- **Exercise objective**: The answer must consist of every line in the records that contains the word "JSON".

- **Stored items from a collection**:
^^^^^^^^

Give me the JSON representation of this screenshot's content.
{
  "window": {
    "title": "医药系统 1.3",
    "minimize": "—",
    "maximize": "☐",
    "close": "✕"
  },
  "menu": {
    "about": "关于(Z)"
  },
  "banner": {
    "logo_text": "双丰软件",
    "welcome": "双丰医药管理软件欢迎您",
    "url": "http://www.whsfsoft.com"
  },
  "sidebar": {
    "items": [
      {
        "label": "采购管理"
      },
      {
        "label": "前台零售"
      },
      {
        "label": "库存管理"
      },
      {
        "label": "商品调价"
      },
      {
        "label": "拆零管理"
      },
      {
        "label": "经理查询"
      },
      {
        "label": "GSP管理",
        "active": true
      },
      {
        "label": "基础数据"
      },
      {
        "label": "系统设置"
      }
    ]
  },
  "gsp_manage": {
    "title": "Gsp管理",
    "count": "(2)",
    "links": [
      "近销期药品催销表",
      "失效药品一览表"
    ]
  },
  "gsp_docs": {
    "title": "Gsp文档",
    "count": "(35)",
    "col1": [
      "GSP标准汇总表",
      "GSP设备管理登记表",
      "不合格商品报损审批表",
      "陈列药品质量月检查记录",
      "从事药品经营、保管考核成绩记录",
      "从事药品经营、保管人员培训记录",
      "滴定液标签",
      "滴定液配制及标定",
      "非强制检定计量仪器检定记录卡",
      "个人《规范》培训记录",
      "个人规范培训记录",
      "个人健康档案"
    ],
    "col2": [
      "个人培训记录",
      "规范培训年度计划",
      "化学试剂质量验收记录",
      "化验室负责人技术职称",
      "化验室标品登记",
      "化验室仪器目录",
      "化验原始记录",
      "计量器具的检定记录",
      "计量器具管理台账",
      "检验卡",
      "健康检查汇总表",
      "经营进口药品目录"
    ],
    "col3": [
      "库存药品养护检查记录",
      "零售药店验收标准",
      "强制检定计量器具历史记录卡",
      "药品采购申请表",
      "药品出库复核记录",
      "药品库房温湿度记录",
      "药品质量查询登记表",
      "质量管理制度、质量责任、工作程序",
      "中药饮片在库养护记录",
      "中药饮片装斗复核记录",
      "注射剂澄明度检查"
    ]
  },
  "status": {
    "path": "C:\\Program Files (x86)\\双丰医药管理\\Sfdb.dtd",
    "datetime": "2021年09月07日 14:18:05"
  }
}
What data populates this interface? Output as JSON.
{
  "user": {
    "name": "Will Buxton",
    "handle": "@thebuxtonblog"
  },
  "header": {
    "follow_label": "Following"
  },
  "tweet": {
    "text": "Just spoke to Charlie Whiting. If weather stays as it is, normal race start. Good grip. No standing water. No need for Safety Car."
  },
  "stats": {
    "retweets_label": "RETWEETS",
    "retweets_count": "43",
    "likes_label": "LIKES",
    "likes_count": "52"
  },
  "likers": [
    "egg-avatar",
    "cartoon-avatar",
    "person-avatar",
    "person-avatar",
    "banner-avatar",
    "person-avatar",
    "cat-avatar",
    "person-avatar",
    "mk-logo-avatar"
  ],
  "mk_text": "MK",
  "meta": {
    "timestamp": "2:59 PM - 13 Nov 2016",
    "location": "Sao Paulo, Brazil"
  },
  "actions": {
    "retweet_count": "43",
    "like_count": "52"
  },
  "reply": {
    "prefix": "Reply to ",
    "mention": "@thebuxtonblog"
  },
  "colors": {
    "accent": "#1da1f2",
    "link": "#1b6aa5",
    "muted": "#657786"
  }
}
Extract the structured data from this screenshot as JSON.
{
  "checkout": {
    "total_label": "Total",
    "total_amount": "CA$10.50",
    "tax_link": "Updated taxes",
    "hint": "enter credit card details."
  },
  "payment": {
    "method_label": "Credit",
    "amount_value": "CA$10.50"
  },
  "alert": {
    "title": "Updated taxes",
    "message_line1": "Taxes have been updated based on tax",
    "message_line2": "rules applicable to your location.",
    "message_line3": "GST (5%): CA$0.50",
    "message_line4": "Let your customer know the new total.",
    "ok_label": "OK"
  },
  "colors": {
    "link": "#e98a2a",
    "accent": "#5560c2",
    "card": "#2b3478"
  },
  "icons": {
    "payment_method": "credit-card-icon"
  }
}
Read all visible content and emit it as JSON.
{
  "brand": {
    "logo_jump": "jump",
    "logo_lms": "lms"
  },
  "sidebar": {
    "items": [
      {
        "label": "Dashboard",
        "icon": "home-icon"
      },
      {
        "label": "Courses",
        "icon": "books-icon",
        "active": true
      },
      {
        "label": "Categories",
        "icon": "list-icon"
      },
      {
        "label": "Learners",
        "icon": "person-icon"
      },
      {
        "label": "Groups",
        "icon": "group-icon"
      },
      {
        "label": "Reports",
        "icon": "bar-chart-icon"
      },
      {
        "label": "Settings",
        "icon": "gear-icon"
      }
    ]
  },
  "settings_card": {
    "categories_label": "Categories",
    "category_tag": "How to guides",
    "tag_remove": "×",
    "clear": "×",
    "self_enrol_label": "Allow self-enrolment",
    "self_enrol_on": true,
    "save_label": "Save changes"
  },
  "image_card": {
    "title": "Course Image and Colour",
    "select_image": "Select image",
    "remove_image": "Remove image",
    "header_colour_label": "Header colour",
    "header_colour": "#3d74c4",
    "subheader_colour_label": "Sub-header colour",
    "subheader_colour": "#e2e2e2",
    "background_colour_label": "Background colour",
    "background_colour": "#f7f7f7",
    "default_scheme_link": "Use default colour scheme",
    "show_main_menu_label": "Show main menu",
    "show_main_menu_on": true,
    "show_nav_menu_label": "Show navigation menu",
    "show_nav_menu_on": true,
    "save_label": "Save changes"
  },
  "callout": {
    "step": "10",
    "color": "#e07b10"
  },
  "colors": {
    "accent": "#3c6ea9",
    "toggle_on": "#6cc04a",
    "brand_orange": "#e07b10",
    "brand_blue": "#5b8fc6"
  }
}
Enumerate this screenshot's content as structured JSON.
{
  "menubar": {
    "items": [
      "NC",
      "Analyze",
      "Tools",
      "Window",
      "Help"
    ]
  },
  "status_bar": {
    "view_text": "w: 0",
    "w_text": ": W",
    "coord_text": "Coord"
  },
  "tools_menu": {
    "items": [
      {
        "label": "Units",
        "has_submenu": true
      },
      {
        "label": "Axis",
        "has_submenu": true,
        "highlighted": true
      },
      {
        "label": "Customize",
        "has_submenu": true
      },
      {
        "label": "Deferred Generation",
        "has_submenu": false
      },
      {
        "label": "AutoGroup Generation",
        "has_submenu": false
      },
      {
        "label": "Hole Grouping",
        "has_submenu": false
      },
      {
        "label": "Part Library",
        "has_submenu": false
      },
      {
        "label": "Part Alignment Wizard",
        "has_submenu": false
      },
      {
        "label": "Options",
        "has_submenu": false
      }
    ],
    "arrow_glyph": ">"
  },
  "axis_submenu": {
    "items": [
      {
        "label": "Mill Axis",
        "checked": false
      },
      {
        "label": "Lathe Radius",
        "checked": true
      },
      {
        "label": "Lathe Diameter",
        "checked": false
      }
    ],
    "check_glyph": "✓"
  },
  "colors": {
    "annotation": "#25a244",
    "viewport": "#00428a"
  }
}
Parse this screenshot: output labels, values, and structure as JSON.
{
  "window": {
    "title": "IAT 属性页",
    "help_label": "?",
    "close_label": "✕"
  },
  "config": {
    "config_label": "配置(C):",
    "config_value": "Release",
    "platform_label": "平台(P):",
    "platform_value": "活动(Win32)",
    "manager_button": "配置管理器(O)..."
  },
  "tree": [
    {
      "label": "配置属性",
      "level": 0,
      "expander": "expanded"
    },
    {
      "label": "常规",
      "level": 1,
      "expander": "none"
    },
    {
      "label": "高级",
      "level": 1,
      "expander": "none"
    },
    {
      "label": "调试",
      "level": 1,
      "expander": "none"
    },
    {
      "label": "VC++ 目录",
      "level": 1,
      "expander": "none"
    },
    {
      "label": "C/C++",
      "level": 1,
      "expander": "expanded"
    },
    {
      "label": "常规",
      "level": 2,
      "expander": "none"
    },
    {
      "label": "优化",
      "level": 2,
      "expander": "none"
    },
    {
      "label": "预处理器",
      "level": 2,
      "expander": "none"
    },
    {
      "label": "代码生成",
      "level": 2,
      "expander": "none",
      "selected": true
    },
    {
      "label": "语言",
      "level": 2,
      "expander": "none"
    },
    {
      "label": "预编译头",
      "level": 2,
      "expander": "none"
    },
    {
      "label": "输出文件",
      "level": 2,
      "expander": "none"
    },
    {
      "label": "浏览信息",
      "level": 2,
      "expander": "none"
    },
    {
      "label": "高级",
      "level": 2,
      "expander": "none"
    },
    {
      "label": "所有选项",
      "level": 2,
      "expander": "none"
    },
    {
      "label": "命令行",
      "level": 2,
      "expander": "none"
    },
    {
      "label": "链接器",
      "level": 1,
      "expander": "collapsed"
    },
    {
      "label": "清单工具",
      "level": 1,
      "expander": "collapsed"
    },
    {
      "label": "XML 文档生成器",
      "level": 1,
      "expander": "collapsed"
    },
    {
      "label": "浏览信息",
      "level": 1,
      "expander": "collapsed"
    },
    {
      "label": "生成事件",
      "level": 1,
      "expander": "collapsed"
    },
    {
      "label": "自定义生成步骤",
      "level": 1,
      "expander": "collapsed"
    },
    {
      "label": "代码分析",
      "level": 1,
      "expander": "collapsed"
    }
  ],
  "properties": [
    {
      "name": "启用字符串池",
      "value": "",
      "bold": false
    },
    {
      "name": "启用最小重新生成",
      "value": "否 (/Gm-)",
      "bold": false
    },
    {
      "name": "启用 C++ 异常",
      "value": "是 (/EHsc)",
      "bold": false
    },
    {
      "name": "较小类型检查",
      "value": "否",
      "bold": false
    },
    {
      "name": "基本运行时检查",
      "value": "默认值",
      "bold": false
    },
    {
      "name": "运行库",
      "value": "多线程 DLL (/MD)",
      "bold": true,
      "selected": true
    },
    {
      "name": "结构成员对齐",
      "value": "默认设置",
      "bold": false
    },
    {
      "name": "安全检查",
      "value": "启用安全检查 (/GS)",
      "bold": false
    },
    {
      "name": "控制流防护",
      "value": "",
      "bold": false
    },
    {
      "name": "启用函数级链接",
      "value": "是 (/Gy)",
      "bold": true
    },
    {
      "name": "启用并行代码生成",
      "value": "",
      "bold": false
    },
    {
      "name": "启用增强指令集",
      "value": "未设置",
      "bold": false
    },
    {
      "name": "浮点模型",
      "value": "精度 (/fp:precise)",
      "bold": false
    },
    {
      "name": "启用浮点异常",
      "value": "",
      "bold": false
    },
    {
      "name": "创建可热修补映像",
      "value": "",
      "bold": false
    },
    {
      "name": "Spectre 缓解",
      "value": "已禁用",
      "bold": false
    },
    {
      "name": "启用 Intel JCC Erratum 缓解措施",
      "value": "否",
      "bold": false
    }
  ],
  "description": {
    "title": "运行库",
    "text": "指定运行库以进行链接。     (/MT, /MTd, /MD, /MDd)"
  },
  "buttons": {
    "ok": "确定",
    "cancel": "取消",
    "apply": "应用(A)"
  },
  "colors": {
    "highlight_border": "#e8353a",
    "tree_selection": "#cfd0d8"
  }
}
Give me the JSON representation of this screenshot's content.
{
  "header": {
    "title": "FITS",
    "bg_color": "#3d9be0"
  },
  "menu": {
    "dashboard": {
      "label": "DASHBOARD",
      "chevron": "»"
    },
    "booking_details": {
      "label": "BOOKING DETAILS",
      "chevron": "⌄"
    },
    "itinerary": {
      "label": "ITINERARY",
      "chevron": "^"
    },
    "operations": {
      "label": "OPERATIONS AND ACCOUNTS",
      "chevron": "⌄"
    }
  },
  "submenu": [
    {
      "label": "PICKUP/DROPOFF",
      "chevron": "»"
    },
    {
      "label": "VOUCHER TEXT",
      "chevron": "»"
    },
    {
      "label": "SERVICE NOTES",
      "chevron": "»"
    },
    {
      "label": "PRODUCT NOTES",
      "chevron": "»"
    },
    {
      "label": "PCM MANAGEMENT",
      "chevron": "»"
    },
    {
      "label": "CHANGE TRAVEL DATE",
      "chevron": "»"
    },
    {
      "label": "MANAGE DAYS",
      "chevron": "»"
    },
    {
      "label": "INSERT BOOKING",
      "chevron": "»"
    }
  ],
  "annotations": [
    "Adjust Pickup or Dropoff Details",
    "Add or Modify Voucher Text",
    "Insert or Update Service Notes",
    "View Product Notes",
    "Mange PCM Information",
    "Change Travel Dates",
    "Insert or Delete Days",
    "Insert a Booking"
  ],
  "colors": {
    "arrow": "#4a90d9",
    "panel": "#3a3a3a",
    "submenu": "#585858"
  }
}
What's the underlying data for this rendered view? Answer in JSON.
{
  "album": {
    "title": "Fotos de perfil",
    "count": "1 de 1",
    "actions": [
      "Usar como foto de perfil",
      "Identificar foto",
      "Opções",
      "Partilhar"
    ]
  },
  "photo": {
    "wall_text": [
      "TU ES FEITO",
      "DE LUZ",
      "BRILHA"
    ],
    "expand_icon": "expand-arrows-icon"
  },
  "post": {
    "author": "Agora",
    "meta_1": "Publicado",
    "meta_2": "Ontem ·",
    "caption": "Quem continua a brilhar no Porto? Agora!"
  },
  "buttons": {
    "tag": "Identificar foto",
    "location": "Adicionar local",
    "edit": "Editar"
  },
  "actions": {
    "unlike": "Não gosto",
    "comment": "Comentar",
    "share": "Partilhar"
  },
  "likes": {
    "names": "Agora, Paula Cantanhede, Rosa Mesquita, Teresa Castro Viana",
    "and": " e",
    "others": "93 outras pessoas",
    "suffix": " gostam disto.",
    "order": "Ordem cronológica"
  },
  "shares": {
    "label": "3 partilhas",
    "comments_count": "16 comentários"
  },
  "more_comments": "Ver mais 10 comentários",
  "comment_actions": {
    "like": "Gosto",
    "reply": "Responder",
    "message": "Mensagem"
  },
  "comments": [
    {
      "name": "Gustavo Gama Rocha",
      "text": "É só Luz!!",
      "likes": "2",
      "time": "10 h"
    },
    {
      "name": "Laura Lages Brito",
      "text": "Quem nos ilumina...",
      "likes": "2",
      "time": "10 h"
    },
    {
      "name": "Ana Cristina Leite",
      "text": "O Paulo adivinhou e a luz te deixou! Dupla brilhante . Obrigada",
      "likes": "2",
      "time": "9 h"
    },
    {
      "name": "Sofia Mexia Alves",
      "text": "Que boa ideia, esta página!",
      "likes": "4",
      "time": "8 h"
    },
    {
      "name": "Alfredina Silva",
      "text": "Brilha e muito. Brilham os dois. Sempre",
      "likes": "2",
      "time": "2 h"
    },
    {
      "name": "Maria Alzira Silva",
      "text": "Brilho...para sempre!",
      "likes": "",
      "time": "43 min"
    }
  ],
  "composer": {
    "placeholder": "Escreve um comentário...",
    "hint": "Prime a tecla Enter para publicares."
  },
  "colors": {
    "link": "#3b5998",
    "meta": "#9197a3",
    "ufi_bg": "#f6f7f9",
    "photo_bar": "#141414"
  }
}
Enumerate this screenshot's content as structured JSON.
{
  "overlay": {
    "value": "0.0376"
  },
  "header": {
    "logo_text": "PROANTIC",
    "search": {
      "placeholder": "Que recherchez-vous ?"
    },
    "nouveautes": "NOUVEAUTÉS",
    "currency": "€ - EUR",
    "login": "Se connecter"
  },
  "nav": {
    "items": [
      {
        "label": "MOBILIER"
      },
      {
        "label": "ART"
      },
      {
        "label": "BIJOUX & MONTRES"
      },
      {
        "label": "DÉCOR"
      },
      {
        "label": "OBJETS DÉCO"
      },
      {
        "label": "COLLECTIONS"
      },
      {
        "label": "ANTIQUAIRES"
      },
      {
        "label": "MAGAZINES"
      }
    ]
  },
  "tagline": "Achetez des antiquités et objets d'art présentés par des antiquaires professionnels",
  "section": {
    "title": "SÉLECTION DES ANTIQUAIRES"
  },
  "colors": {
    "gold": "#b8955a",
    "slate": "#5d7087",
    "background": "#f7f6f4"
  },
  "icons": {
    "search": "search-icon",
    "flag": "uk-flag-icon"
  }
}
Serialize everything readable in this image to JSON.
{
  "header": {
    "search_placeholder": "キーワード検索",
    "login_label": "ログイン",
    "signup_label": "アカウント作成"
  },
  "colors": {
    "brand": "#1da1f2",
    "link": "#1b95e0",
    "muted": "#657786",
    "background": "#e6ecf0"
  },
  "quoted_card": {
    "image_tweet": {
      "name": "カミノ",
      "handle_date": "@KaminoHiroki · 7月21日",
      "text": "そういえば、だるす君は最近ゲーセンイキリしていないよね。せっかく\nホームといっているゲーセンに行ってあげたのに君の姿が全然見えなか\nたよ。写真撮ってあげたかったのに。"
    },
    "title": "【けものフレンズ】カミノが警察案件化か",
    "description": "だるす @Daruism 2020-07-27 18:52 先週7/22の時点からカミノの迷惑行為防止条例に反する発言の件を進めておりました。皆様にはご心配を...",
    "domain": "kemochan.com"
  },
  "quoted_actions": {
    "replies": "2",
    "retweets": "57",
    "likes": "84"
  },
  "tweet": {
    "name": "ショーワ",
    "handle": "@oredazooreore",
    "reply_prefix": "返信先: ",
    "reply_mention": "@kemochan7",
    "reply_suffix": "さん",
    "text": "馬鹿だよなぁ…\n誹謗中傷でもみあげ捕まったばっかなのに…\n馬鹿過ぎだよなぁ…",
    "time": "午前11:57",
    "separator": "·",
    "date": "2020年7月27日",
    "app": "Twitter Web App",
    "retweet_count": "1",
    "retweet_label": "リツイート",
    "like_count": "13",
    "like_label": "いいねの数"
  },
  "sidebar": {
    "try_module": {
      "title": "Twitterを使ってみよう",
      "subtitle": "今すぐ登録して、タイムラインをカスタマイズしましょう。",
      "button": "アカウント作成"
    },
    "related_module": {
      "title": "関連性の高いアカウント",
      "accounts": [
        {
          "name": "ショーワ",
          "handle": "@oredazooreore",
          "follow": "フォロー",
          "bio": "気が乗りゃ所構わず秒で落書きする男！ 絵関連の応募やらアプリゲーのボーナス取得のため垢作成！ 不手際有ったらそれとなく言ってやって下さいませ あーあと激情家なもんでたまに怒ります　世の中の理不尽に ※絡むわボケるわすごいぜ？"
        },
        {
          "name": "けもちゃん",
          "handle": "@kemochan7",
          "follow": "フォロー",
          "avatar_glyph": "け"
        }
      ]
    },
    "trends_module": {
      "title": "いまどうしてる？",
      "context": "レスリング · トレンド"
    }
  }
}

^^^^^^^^

- **Solution to this problem**:
Give me the JSON representation of this screenshot's content.
What data populates this interface? Output as JSON.
Extract the structured data from this screenshot as JSON.
Read all visible content and emit it as JSON.
Enumerate this screenshot's content as structured JSON.
Parse this screenshot: output labels, values, and structure as JSON.
Give me the JSON representation of this screenshot's content.
What's the underlying data for this rendered view? Answer in JSON.
Enumerate this screenshot's content as structured JSON.
Serialize everything readable in this image to JSON.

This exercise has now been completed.